━━━━━ RAW DATA ━━━━━
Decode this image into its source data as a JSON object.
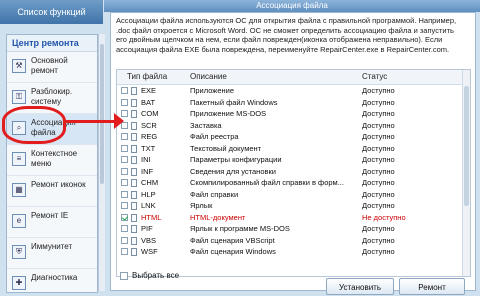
{
  "left_panel": {
    "title": "Список функций",
    "header": "Центр ремонта",
    "items": [
      {
        "label": "Основной ремонт",
        "icon": "wrench-icon"
      },
      {
        "label": "Разблокир. систему",
        "icon": "unlock-icon"
      },
      {
        "label": "Ассоциация файла",
        "icon": "magnifier-icon"
      },
      {
        "label": "Контекстное меню",
        "icon": "menu-icon"
      },
      {
        "label": "Ремонт иконок",
        "icon": "icons-icon"
      },
      {
        "label": "Ремонт IE",
        "icon": "ie-icon"
      },
      {
        "label": "Иммунитет",
        "icon": "shield-icon"
      },
      {
        "label": "Диагностика",
        "icon": "diagnostics-icon"
      }
    ]
  },
  "main_panel": {
    "title": "Ассоциация файла",
    "description_lines": [
      "Ассоциации файла используются ОС для открытия файла с правильной программой. Например,",
      ".doc файл откроется с Microsoft Word. ОС не сможет определить ассоциацию файла и запустить",
      "его двойным щелчком на нем, если файл поврежден(иконка отображена неправильно). Если",
      "ассоциация файла EXE была повреждена, переименуйте RepairCenter.exe в RepairCenter.com."
    ],
    "columns": {
      "type": "Тип файла",
      "description": "Описание",
      "status": "Статус"
    },
    "rows": [
      {
        "type": "EXE",
        "description": "Приложение",
        "status": "Доступно",
        "checked": false
      },
      {
        "type": "BAT",
        "description": "Пакетный файл Windows",
        "status": "Доступно",
        "checked": false
      },
      {
        "type": "COM",
        "description": "Приложение MS-DOS",
        "status": "Доступно",
        "checked": false
      },
      {
        "type": "SCR",
        "description": "Заставка",
        "status": "Доступно",
        "checked": false
      },
      {
        "type": "REG",
        "description": "Файл реестра",
        "status": "Доступно",
        "checked": false
      },
      {
        "type": "TXT",
        "description": "Текстовый документ",
        "status": "Доступно",
        "checked": false
      },
      {
        "type": "INI",
        "description": "Параметры конфигурации",
        "status": "Доступно",
        "checked": false
      },
      {
        "type": "INF",
        "description": "Сведения для установки",
        "status": "Доступно",
        "checked": false
      },
      {
        "type": "CHM",
        "description": "Скомпилированный файл справки в форм...",
        "status": "Доступно",
        "checked": false
      },
      {
        "type": "HLP",
        "description": "Файл справки",
        "status": "Доступно",
        "checked": false
      },
      {
        "type": "LNK",
        "description": "Ярлык",
        "status": "Доступно",
        "checked": false
      },
      {
        "type": "HTML",
        "description": "HTML-документ",
        "status": "Не доступно",
        "checked": true
      },
      {
        "type": "PIF",
        "description": "Ярлык к программе MS-DOS",
        "status": "Доступно",
        "checked": false
      },
      {
        "type": "VBS",
        "description": "Файл сценария VBScript",
        "status": "Доступно",
        "checked": false
      },
      {
        "type": "WSF",
        "description": "Файл сценария Windows",
        "status": "Доступно",
        "checked": false
      }
    ],
    "select_all_label": "Выбрать все",
    "install_button": "Установить",
    "repair_button": "Ремонт"
  },
  "colors": {
    "accent": "#3f73a9",
    "unavailable": "#cc0000",
    "annotation": "#e21d1d"
  }
}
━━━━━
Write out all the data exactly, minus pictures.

YOUR SOLUTION:
Decode this image into its source data as a JSON object.
{
  "left_panel": {
    "title": "Список функций",
    "header": "Центр ремонта",
    "items": [
      {
        "label": "Основной ремонт",
        "icon": "wrench-icon"
      },
      {
        "label": "Разблокир. систему",
        "icon": "unlock-icon"
      },
      {
        "label": "Ассоциация файла",
        "icon": "magnifier-icon"
      },
      {
        "label": "Контекстное меню",
        "icon": "menu-icon"
      },
      {
        "label": "Ремонт иконок",
        "icon": "icons-icon"
      },
      {
        "label": "Ремонт IE",
        "icon": "ie-icon"
      },
      {
        "label": "Иммунитет",
        "icon": "shield-icon"
      },
      {
        "label": "Диагностика",
        "icon": "diagnostics-icon"
      }
    ]
  },
  "main_panel": {
    "title": "Ассоциация файла",
    "description_lines": [
      "Ассоциации файла используются ОС для открытия файла с правильной программой. Например,",
      ".doc файл откроется с Microsoft Word. ОС не сможет определить ассоциацию файла и запустить",
      "его двойным щелчком на нем, если файл поврежден(иконка отображена неправильно). Если",
      "ассоциация файла EXE была повреждена, переименуйте RepairCenter.exe в RepairCenter.com."
    ],
    "columns": {
      "type": "Тип файла",
      "description": "Описание",
      "status": "Статус"
    },
    "rows": [
      {
        "type": "EXE",
        "description": "Приложение",
        "status": "Доступно",
        "checked": false
      },
      {
        "type": "BAT",
        "description": "Пакетный файл Windows",
        "status": "Доступно",
        "checked": false
      },
      {
        "type": "COM",
        "description": "Приложение MS-DOS",
        "status": "Доступно",
        "checked": false
      },
      {
        "type": "SCR",
        "description": "Заставка",
        "status": "Доступно",
        "checked": false
      },
      {
        "type": "REG",
        "description": "Файл реестра",
        "status": "Доступно",
        "checked": false
      },
      {
        "type": "TXT",
        "description": "Текстовый документ",
        "status": "Доступно",
        "checked": false
      },
      {
        "type": "INI",
        "description": "Параметры конфигурации",
        "status": "Доступно",
        "checked": false
      },
      {
        "type": "INF",
        "description": "Сведения для установки",
        "status": "Доступно",
        "checked": false
      },
      {
        "type": "CHM",
        "description": "Скомпилированный файл справки в форм...",
        "status": "Доступно",
        "checked": false
      },
      {
        "type": "HLP",
        "description": "Файл справки",
        "status": "Доступно",
        "checked": false
      },
      {
        "type": "LNK",
        "description": "Ярлык",
        "status": "Доступно",
        "checked": false
      },
      {
        "type": "HTML",
        "description": "HTML-документ",
        "status": "Не доступно",
        "checked": true
      },
      {
        "type": "PIF",
        "description": "Ярлык к программе MS-DOS",
        "status": "Доступно",
        "checked": false
      },
      {
        "type": "VBS",
        "description": "Файл сценария VBScript",
        "status": "Доступно",
        "checked": false
      },
      {
        "type": "WSF",
        "description": "Файл сценария Windows",
        "status": "Доступно",
        "checked": false
      }
    ],
    "select_all_label": "Выбрать все",
    "install_button": "Установить",
    "repair_button": "Ремонт"
  },
  "colors": {
    "accent": "#3f73a9",
    "unavailable": "#cc0000",
    "annotation": "#e21d1d"
  }
}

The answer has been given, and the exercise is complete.